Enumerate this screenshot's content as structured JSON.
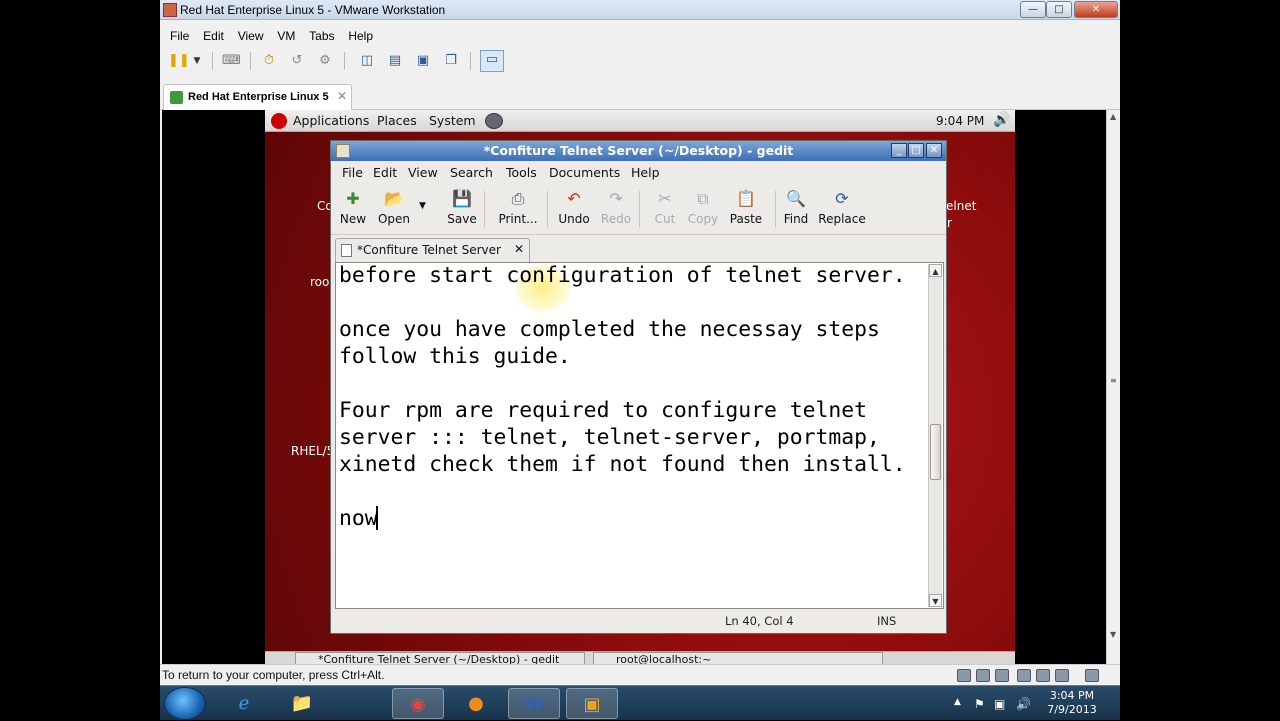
{
  "vmware": {
    "title": "Red Hat Enterprise Linux 5 - VMware Workstation",
    "menu": [
      "File",
      "Edit",
      "View",
      "VM",
      "Tabs",
      "Help"
    ],
    "tab_label": "Red Hat Enterprise Linux 5",
    "status_text": "To return to your computer, press Ctrl+Alt."
  },
  "gnome_panel": {
    "menus": [
      "Applications",
      "Places",
      "System"
    ],
    "clock": "9:04 PM"
  },
  "desktop": {
    "fragments": [
      "Co",
      "roo",
      "RHEL/5",
      "elnet",
      "r"
    ]
  },
  "gedit": {
    "title": "*Confiture Telnet Server (~/Desktop) - gedit",
    "menu": [
      "File",
      "Edit",
      "View",
      "Search",
      "Tools",
      "Documents",
      "Help"
    ],
    "toolbar": {
      "new": "New",
      "open": "Open",
      "save": "Save",
      "print": "Print...",
      "undo": "Undo",
      "redo": "Redo",
      "cut": "Cut",
      "copy": "Copy",
      "paste": "Paste",
      "find": "Find",
      "replace": "Replace"
    },
    "tab_label": "*Confiture Telnet Server",
    "lines": [
      "before start configuration of telnet server.",
      "",
      "once you have completed the necessay steps",
      "follow this guide.",
      "",
      "Four rpm are required to configure telnet",
      "server ::: telnet, telnet-server, portmap,",
      "xinetd check them if not found then install.",
      "",
      "now"
    ],
    "status": {
      "position": "Ln 40, Col 4",
      "mode": "INS"
    }
  },
  "guest_taskbar": {
    "items": [
      "*Confiture Telnet Server (~/Desktop) - gedit",
      "root@localhost:~"
    ]
  },
  "windows_taskbar": {
    "time": "3:04 PM",
    "date": "7/9/2013",
    "apps": [
      "internet-explorer",
      "file-explorer",
      "chrome",
      "firefox",
      "word",
      "vmware"
    ]
  }
}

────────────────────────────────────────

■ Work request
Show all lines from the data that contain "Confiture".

■ Answer space
    "title": "*Confiture Telnet Server (~/Desktop) - gedit",
    "tab_label": "*Confiture Telnet Server",
      "*Confiture Telnet Server (~/Desktop) - gedit",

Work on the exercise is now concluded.